[Dataset items]
+ + + +

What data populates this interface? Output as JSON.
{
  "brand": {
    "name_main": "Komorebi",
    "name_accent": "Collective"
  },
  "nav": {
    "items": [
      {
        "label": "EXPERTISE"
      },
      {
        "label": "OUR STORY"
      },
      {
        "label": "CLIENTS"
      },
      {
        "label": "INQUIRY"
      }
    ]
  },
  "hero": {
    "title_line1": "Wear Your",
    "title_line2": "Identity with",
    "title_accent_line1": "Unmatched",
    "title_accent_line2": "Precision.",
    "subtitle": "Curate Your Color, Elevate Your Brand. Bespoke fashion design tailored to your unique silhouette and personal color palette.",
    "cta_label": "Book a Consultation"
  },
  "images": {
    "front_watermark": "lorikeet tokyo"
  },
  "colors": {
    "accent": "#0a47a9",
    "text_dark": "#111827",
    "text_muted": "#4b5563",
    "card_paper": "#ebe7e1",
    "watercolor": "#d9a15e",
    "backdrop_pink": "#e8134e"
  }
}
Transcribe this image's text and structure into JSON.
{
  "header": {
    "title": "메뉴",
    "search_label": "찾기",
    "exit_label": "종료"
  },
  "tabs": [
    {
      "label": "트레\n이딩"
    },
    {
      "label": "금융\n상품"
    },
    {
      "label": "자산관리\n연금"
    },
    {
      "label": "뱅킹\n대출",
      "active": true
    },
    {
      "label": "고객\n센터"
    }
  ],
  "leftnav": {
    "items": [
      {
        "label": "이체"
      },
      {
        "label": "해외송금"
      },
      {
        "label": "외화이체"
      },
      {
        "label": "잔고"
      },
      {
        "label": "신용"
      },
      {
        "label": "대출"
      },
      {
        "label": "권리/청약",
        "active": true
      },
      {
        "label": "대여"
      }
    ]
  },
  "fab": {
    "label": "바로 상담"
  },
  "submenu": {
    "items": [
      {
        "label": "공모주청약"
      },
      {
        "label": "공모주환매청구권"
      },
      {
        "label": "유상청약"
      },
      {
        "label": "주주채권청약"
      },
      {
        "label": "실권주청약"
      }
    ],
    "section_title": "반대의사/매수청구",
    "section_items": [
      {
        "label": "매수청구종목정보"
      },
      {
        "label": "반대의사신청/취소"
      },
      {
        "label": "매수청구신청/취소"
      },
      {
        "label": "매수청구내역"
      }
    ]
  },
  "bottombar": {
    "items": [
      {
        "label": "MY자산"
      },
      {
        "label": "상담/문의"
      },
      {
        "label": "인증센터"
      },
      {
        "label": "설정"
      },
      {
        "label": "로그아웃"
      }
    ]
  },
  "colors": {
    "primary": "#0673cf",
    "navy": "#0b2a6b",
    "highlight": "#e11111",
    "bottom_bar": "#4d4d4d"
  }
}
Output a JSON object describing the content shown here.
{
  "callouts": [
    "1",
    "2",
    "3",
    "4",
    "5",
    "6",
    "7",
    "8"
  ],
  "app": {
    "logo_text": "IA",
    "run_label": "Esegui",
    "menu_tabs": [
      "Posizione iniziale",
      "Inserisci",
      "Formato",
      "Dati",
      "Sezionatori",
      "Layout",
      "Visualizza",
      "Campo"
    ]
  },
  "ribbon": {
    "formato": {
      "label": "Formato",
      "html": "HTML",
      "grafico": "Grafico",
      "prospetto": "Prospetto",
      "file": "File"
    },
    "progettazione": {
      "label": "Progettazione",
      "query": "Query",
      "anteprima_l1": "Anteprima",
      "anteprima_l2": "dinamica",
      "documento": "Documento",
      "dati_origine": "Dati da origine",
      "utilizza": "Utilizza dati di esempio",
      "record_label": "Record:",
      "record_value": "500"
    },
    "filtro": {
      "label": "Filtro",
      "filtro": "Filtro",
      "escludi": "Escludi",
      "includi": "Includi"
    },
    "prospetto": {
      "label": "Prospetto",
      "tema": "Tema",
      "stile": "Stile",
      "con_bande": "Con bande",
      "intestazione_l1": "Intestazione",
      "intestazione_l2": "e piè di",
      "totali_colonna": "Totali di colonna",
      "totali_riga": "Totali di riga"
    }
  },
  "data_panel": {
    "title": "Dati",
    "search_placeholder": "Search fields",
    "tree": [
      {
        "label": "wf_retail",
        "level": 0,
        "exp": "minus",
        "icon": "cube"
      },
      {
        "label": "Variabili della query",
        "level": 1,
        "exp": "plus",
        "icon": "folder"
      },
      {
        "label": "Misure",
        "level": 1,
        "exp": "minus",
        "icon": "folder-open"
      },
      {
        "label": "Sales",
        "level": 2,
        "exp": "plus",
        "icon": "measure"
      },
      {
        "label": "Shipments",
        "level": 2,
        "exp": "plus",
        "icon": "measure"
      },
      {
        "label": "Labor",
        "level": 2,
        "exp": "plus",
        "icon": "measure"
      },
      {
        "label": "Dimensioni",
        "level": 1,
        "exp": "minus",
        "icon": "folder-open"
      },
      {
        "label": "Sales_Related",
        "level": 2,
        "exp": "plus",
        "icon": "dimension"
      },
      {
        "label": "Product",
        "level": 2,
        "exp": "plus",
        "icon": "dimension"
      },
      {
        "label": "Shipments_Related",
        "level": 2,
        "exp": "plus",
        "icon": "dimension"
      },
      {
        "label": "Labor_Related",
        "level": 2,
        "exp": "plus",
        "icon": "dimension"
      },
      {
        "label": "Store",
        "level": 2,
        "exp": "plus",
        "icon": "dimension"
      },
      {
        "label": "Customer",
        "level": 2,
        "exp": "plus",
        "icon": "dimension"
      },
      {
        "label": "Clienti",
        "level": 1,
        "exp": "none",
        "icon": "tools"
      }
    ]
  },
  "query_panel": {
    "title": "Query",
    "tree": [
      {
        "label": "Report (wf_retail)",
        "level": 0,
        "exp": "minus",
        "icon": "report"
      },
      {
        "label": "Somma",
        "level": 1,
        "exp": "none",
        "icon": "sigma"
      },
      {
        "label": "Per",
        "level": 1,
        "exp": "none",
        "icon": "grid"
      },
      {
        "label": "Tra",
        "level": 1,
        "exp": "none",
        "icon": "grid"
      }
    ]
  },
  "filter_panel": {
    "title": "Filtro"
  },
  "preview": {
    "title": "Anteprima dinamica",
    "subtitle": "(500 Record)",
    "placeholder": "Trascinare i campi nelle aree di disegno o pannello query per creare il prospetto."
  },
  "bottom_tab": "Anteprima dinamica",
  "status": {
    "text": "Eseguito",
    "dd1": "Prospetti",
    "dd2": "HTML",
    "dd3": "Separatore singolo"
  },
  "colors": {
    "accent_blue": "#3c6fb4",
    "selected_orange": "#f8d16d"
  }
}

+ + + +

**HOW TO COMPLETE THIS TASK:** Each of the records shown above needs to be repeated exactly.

**SOLUTION BELOW:**
What data populates this interface? Output as JSON.
{
  "brand": {
    "name_main": "Komorebi",
    "name_accent": "Collective"
  },
  "nav": {
    "items": [
      {
        "label": "EXPERTISE"
      },
      {
        "label": "OUR STORY"
      },
      {
        "label": "CLIENTS"
      },
      {
        "label": "INQUIRY"
      }
    ]
  },
  "hero": {
    "title_line1": "Wear Your",
    "title_line2": "Identity with",
    "title_accent_line1": "Unmatched",
    "title_accent_line2": "Precision.",
    "subtitle": "Curate Your Color, Elevate Your Brand. Bespoke fashion design tailored to your unique silhouette and personal color palette.",
    "cta_label": "Book a Consultation"
  },
  "images": {
    "front_watermark": "lorikeet tokyo"
  },
  "colors": {
    "accent": "#0a47a9",
    "text_dark": "#111827",
    "text_muted": "#4b5563",
    "card_paper": "#ebe7e1",
    "watercolor": "#d9a15e",
    "backdrop_pink": "#e8134e"
  }
}
Transcribe this image's text and structure into JSON.
{
  "header": {
    "title": "메뉴",
    "search_label": "찾기",
    "exit_label": "종료"
  },
  "tabs": [
    {
      "label": "트레\n이딩"
    },
    {
      "label": "금융\n상품"
    },
    {
      "label": "자산관리\n연금"
    },
    {
      "label": "뱅킹\n대출",
      "active": true
    },
    {
      "label": "고객\n센터"
    }
  ],
  "leftnav": {
    "items": [
      {
        "label": "이체"
      },
      {
        "label": "해외송금"
      },
      {
        "label": "외화이체"
      },
      {
        "label": "잔고"
      },
      {
        "label": "신용"
      },
      {
        "label": "대출"
      },
      {
        "label": "권리/청약",
        "active": true
      },
      {
        "label": "대여"
      }
    ]
  },
  "fab": {
    "label": "바로 상담"
  },
  "submenu": {
    "items": [
      {
        "label": "공모주청약"
      },
      {
        "label": "공모주환매청구권"
      },
      {
        "label": "유상청약"
      },
      {
        "label": "주주채권청약"
      },
      {
        "label": "실권주청약"
      }
    ],
    "section_title": "반대의사/매수청구",
    "section_items": [
      {
        "label": "매수청구종목정보"
      },
      {
        "label": "반대의사신청/취소"
      },
      {
        "label": "매수청구신청/취소"
      },
      {
        "label": "매수청구내역"
      }
    ]
  },
  "bottombar": {
    "items": [
      {
        "label": "MY자산"
      },
      {
        "label": "상담/문의"
      },
      {
        "label": "인증센터"
      },
      {
        "label": "설정"
      },
      {
        "label": "로그아웃"
      }
    ]
  },
  "colors": {
    "primary": "#0673cf",
    "navy": "#0b2a6b",
    "highlight": "#e11111",
    "bottom_bar": "#4d4d4d"
  }
}
Output a JSON object describing the content shown here.
{
  "callouts": [
    "1",
    "2",
    "3",
    "4",
    "5",
    "6",
    "7",
    "8"
  ],
  "app": {
    "logo_text": "IA",
    "run_label": "Esegui",
    "menu_tabs": [
      "Posizione iniziale",
      "Inserisci",
      "Formato",
      "Dati",
      "Sezionatori",
      "Layout",
      "Visualizza",
      "Campo"
    ]
  },
  "ribbon": {
    "formato": {
      "label": "Formato",
      "html": "HTML",
      "grafico": "Grafico",
      "prospetto": "Prospetto",
      "file": "File"
    },
    "progettazione": {
      "label": "Progettazione",
      "query": "Query",
      "anteprima_l1": "Anteprima",
      "anteprima_l2": "dinamica",
      "documento": "Documento",
      "dati_origine": "Dati da origine",
      "utilizza": "Utilizza dati di esempio",
      "record_label": "Record:",
      "record_value": "500"
    },
    "filtro": {
      "label": "Filtro",
      "filtro": "Filtro",
      "escludi": "Escludi",
      "includi": "Includi"
    },
    "prospetto": {
      "label": "Prospetto",
      "tema": "Tema",
      "stile": "Stile",
      "con_bande": "Con bande",
      "intestazione_l1": "Intestazione",
      "intestazione_l2": "e piè di",
      "totali_colonna": "Totali di colonna",
      "totali_riga": "Totali di riga"
    }
  },
  "data_panel": {
    "title": "Dati",
    "search_placeholder": "Search fields",
    "tree": [
      {
        "label": "wf_retail",
        "level": 0,
        "exp": "minus",
        "icon": "cube"
      },
      {
        "label": "Variabili della query",
        "level": 1,
        "exp": "plus",
        "icon": "folder"
      },
      {
        "label": "Misure",
        "level": 1,
        "exp": "minus",
        "icon": "folder-open"
      },
      {
        "label": "Sales",
        "level": 2,
        "exp": "plus",
        "icon": "measure"
      },
      {
        "label": "Shipments",
        "level": 2,
        "exp": "plus",
        "icon": "measure"
      },
      {
        "label": "Labor",
        "level": 2,
        "exp": "plus",
        "icon": "measure"
      },
      {
        "label": "Dimensioni",
        "level": 1,
        "exp": "minus",
        "icon": "folder-open"
      },
      {
        "label": "Sales_Related",
        "level": 2,
        "exp": "plus",
        "icon": "dimension"
      },
      {
        "label": "Product",
        "level": 2,
        "exp": "plus",
        "icon": "dimension"
      },
      {
        "label": "Shipments_Related",
        "level": 2,
        "exp": "plus",
        "icon": "dimension"
      },
      {
        "label": "Labor_Related",
        "level": 2,
        "exp": "plus",
        "icon": "dimension"
      },
      {
        "label": "Store",
        "level": 2,
        "exp": "plus",
        "icon": "dimension"
      },
      {
        "label": "Customer",
        "level": 2,
        "exp": "plus",
        "icon": "dimension"
      },
      {
        "label": "Clienti",
        "level": 1,
        "exp": "none",
        "icon": "tools"
      }
    ]
  },
  "query_panel": {
    "title": "Query",
    "tree": [
      {
        "label": "Report (wf_retail)",
        "level": 0,
        "exp": "minus",
        "icon": "report"
      },
      {
        "label": "Somma",
        "level": 1,
        "exp": "none",
        "icon": "sigma"
      },
      {
        "label": "Per",
        "level": 1,
        "exp": "none",
        "icon": "grid"
      },
      {
        "label": "Tra",
        "level": 1,
        "exp": "none",
        "icon": "grid"
      }
    ]
  },
  "filter_panel": {
    "title": "Filtro"
  },
  "preview": {
    "title": "Anteprima dinamica",
    "subtitle": "(500 Record)",
    "placeholder": "Trascinare i campi nelle aree di disegno o pannello query per creare il prospetto."
  },
  "bottom_tab": "Anteprima dinamica",
  "status": {
    "text": "Eseguito",
    "dd1": "Prospetti",
    "dd2": "HTML",
    "dd3": "Separatore singolo"
  },
  "colors": {
    "accent_blue": "#3c6fb4",
    "selected_orange": "#f8d16d"
  }
}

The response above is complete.